You cannot change others. It is neither your job, nor your place. You can, however, change yourself and choose to solve your conflict differently, by acting rather than reacting.
Sometimes, it might be about setting boundaries and walking away, but always with the understanding that you had something to learn and that everybody played a perfect role in that situation. When you truly get that, you realise that there isn't anybody to blame and there isn't even anyone to forgive.
3. START BECOMING THE OBSERVER OF YOUR OWN REALITY
We largely live our lives interpreting the world through our own set of lenses and playing out "the story in our head".
Stepping out of that story is learning to move away from interpretation into description. The end goal is to dissociate our story from what actually happened. As a BNE practitioner it is my job to accompany people through that process. However, you can learn to apply this in your daily life as well, by striving to be very descriptive of the situation at hand (no qualifiers, interpretations etc. just pure descriptive facts: what happened?).
Here is an example:
Interpretation/story: My boss looked really angry and I know he is disappointed with me.
What happened: My boss walked in the room, sighed, stared at me, spoke to my coworker and walked out.
When you look into your own conflicts try to be very descriptive as well. it might help you understand things further.
4. PAY ATTENTION TO WORK CONFLICTS AND THINK ABOUT HOW THE SAME INFORMATION MIGHT ALSO BE SHOWING UP IN YOUR PERSONAL LIFE.
Let's use the first example of a person realising that they are not listening to themselves and their needs, through their co-worker. That information is most likely to show up in some area of their personal life as well (parents, relationship, children etc.). The solution lies in acting differently based on that newfound awareness.
Here is a series of helpful questions to get you thinking:
1. Pick a work conflict.
2. Is it an isolated conflict, or is it something that has been repeating itself?
3. Does it involve a man, or a woman? A superior, or an equal?
4. Describe what happened.
5. Now look into the story: What triggers/bothers you about that person/situation? (What is your perception/judgement?)
6. Look at that judgment, reverse that mirror and bring it back to you (How am I/am I not doing (X) through that person?
7. Think about other areas of your life where this might be showing up.
8. Ask yourself, how can I see this differently? And, act accordingly.

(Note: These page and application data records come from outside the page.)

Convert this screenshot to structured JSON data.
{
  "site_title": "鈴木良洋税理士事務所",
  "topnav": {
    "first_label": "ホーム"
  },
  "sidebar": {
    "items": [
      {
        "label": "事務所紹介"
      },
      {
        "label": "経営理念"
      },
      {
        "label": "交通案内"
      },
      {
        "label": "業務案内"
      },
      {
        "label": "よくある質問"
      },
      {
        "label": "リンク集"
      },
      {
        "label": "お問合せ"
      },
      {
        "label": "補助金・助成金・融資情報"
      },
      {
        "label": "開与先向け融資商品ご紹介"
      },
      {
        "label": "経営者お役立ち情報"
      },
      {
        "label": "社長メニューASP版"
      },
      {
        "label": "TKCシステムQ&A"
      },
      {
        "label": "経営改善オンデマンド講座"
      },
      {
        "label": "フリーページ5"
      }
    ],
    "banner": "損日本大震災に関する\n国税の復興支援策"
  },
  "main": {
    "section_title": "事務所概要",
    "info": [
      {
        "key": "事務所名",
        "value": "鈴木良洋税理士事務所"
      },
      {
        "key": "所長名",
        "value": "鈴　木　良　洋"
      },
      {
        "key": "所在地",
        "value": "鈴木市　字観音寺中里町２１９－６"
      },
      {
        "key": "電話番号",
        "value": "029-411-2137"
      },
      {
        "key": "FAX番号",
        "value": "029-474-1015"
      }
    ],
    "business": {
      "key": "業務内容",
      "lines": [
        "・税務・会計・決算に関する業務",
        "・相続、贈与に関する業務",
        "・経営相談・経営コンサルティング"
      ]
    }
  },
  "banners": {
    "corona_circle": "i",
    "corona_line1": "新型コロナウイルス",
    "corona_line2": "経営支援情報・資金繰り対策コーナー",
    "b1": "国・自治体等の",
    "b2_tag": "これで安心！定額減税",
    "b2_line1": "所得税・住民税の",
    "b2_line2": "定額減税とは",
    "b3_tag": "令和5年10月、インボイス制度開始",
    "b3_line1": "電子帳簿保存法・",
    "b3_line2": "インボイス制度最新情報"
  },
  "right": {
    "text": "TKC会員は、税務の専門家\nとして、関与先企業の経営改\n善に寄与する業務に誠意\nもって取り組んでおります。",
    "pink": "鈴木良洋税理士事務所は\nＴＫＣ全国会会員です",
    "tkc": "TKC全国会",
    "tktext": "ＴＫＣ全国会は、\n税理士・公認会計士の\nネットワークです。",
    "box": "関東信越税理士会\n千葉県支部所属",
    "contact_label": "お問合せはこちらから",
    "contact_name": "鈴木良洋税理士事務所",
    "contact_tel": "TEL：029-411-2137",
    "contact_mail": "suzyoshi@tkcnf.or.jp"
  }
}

Learning to handle conflict in a responsible and mature way is essential to our wellbeing and health. That means always focusing on our side of the coin and understanding that the situation is not there to curse us, but to evolve us.
Nothing is ever a coincidence and you are in the right place, at the right moment. If you are experiencing a work conflict, it is an opportunity for you to see things differently and to nail some of those negative beliefs (whether they be learned or inherited), so you can move forward with your life. Putting all the blame on external circumstances, not only robs you of your power, but condemns you to repeat the same situation over and over until you actually get it!
For as Carl Jung said so beautifully: "Until you make the unconscious conscious, it will direct your life and you will call it fate."
So, are you willing to welcome in that conflict, and start to self enquire?
If you feel stuck and need an extra hand to unravel the beliefs behind your conflicts, BioNeuroEmotion (BNE) is a wonderful method that will help you shift your perspective, so you can foster meaningful changes in your life by transforming your conflicts into stepping stones.
My mission is to empower men and women to move beyond their perceived limitations, step into their best selves and make a difference in the world. You can find out more about my work or book a one on one online session here.
Biocentrism by Dr. Robert Lanza
The Biology of Belief by Dr. Bruce Lipton
Power vs Force by Dr. David R. Hawkins
Hi, I´m Dannie
A fellow soul seeker, blogger & certified BioNeuroEmotion® (BNE) practitioner who is passionate about growing, self actualising & learning in order to lead a more coherent/conscious life and help others do the same.